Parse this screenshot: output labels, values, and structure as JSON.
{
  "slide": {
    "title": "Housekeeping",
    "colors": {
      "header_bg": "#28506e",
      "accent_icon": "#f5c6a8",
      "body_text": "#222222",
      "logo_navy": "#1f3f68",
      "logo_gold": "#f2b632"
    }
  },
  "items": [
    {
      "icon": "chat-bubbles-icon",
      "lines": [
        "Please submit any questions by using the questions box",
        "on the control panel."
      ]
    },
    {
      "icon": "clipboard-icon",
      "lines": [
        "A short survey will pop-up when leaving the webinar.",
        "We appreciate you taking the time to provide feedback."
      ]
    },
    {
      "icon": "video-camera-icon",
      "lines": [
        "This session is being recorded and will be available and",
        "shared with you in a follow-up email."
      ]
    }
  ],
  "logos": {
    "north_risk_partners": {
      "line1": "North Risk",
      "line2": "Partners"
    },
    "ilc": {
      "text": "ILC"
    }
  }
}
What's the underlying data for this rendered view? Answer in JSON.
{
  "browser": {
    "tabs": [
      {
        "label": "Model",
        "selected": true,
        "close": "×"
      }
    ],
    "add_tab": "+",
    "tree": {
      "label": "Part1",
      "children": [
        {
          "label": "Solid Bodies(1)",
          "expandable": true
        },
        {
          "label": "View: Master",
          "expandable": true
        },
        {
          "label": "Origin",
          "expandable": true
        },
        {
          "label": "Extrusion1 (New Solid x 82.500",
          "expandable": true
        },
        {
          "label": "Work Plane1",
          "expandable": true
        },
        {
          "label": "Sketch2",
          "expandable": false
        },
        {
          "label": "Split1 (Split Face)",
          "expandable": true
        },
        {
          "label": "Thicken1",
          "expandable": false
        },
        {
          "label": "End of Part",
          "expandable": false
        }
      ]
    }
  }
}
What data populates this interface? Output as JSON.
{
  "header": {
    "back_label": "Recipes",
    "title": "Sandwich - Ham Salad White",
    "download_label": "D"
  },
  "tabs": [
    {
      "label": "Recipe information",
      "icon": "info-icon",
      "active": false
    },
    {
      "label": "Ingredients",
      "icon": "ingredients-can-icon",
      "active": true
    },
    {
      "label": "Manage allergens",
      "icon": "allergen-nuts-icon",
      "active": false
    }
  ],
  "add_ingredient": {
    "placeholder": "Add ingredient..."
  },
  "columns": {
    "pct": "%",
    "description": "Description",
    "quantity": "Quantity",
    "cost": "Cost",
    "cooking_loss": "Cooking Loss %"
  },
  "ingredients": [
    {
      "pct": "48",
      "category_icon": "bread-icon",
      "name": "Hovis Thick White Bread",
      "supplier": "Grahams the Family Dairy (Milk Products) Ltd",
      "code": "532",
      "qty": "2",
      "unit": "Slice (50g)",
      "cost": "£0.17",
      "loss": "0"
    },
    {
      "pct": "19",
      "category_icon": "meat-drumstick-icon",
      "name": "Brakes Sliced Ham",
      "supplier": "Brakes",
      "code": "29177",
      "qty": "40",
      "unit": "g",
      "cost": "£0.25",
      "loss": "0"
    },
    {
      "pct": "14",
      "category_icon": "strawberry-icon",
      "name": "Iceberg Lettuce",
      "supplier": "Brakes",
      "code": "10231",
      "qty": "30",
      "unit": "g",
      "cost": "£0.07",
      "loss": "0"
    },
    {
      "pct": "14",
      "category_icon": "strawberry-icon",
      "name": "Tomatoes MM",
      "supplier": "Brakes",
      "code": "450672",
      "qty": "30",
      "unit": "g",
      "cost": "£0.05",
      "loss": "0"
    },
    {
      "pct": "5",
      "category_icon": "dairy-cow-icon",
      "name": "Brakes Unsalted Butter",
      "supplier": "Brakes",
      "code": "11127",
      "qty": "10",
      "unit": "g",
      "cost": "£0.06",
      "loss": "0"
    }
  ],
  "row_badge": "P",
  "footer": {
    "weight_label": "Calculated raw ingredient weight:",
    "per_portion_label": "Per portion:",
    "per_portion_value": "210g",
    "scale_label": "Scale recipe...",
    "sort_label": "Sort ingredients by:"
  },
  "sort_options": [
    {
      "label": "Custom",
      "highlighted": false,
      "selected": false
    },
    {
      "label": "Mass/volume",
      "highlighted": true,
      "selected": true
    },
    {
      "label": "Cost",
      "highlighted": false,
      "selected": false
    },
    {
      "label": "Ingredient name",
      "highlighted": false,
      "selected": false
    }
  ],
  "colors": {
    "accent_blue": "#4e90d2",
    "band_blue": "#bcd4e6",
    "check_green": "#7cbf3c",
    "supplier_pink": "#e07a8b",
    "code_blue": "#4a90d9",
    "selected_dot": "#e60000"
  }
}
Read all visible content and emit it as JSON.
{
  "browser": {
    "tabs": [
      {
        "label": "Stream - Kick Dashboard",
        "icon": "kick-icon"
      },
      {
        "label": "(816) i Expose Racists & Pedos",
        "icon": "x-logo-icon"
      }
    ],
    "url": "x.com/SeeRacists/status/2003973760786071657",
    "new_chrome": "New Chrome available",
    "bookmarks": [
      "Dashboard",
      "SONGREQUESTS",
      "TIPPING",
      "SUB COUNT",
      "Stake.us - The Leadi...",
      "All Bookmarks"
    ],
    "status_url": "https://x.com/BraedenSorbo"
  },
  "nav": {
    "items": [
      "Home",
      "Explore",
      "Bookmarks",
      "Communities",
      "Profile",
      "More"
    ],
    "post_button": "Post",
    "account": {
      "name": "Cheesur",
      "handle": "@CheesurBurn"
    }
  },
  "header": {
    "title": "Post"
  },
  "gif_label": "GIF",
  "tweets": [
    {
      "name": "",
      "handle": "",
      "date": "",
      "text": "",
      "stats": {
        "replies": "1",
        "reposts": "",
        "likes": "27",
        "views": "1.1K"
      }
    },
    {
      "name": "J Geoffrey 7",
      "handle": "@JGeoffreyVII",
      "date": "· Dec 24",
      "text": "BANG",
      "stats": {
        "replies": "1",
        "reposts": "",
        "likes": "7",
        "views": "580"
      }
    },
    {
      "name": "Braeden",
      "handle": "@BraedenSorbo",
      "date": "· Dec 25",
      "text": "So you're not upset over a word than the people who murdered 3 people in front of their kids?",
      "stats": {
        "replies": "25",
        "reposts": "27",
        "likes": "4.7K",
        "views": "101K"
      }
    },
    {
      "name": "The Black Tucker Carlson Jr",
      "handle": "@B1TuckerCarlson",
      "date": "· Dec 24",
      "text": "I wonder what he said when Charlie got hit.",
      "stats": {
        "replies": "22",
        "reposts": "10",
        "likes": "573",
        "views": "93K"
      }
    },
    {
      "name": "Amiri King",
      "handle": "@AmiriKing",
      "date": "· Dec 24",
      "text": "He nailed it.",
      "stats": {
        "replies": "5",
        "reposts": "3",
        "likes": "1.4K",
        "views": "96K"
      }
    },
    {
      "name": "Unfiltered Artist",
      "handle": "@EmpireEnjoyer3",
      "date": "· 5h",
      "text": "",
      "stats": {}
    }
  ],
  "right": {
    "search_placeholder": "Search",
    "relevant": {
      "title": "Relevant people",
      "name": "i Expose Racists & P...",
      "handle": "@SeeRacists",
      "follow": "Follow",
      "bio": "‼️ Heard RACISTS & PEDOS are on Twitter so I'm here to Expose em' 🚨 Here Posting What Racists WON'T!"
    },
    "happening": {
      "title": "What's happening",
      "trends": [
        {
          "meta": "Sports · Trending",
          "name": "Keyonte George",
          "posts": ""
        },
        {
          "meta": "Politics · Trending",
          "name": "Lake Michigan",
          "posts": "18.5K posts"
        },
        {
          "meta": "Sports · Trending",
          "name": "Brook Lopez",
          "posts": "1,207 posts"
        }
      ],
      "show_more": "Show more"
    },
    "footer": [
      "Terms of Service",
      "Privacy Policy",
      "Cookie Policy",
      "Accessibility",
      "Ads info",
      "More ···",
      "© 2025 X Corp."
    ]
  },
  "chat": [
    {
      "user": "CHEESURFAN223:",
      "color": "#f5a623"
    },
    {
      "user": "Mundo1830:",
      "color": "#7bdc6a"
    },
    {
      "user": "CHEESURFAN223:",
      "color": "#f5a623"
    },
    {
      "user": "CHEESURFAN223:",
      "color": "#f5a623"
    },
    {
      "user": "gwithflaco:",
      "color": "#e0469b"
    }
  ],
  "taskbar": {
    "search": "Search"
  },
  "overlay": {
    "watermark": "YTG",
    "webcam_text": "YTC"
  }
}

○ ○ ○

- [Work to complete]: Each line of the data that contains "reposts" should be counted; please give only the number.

- [Your solution]: 5